In einem Jahr mit 13 Monden (1978)
As if the storyline wasn't depressing enough, this movie shows cows being butchered graphically in a slaughterhouse for all of five minutes while the protagonist is narrating her early life as a butcher. Weird stuff. Then there's the core premise of the hero/heroine who goes and cuts his dick off because a he's besot-ten with at work says he would have gone with him if he was a girl. Is this person a psycho, a masochist, just a doomed queen who takes things too far? And what sort of traumatic childhood did he have? Just that he didn't get adopted and had to live it out with nuns who at first loved him and then later hated him because he was unruly. He tries to explain to us the reasons he did what he did, but it's really really so hard to empathize. Such sad and unusual self destruction. Was it supposed to be funny? What was it all about really?
Amor de hombre (1997)
Dialog heavy movie

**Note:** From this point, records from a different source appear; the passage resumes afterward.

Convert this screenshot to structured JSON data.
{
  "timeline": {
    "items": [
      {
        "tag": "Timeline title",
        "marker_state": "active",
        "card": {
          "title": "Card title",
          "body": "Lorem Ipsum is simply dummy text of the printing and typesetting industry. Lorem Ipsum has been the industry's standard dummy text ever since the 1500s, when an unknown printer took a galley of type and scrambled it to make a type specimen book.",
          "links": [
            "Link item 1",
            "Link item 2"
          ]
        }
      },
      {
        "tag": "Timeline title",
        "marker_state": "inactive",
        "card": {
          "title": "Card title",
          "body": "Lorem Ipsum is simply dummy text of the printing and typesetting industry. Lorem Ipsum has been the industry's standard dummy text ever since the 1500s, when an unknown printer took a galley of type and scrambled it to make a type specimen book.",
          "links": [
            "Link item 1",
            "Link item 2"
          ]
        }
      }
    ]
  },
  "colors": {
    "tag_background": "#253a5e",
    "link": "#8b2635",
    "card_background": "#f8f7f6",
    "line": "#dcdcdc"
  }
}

For one thing, I found the movie terrible verbose, dialog heavy. I was going crazy trying to read the sub-titles and watching the sexy stuff going on the screen at the same time. And in the end, I didn't feel much empathy towards either of the lead characters, especially the guy, who seemed one hell of a selfish pain in the ass to have as a friend. And it seemed weird having one single straight woman and every other character in the movie (including the one guy she's shown dating) turning out to be gay. In the final analysis, the best part of the movie was the birthday cake that was so lovingly baked during the titles - I drooled.
Weapons of Mass Distraction (1997)

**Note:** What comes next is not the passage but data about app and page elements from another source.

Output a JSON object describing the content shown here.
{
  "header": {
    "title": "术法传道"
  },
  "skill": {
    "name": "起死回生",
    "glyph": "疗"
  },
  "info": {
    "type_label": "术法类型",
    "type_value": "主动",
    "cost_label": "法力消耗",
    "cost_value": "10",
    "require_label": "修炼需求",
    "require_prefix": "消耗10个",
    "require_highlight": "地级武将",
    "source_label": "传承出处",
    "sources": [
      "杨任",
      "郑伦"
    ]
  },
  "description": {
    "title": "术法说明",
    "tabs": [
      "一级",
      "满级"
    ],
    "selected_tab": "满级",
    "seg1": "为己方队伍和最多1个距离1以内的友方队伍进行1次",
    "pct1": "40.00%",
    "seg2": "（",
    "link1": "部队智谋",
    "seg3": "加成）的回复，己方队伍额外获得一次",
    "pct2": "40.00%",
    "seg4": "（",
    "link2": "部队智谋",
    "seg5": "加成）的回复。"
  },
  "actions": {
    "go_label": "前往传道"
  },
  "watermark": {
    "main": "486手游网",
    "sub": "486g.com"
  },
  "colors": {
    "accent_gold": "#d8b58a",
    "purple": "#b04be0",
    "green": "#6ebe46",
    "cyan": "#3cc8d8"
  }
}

I must be real stupid. This movie was too deep for me. I couldn't figure out what was going on for most of the time. For example, why did that guy jump off the roof and kill himself at the end? What was the point of that parallel story about the out of work guy who kills a bus load of school kids? why did the son's helicopter have to fall and put him into a coma? what is it with this Cricket girl? i was actually quite engrossed towards the end because i thought the movie would reveal itself to me and i'd get the answers to all my questions, but alas, it didn't. i guess i'll have to spend many more years researching on IMDb before i'm ready for a movie of this caliber.

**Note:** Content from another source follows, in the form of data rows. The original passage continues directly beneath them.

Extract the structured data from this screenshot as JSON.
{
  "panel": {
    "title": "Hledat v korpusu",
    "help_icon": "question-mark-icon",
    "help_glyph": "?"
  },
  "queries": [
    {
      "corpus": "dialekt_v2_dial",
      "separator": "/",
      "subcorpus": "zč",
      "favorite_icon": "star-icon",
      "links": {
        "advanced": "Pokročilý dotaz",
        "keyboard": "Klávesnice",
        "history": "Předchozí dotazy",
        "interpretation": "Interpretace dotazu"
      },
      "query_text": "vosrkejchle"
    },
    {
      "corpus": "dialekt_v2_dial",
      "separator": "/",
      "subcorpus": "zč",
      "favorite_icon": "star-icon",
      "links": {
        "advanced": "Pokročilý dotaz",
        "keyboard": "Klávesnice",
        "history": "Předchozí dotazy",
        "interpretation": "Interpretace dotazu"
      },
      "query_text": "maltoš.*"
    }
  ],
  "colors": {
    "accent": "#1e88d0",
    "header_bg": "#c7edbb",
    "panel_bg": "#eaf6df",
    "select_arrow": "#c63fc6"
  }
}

Jeepers Creepers 2 (2003)
I thought this was a very homo-erotic movie, explicitly and implicitly. Explicitly because it deliberately takes off on a wholly unnecessary gay tangent with a row of smooth jocks peeing in the field and talking about whether one of them is gay or not (Izzy or Izn't he?). It really had no fit in a horror story plot, but it seemed to say, hey, this is a gay movie. Then there are those loving shots of a row of teenage boys sunning themselves atop the bus. The creature itself seems to go in for eating cute guys. Though it purportedly selects them on the basis of "smelling their fear," I think it's just horny. The way it sticks out its tongue and then licks the window is evilly sexy. Even the last seen has this bare torso-ed guy come to see the Creeper's body. The director seems to be caressing the guy with the camera, telling us - hey, wouldn't you come alive again after 23 years for a taste of this?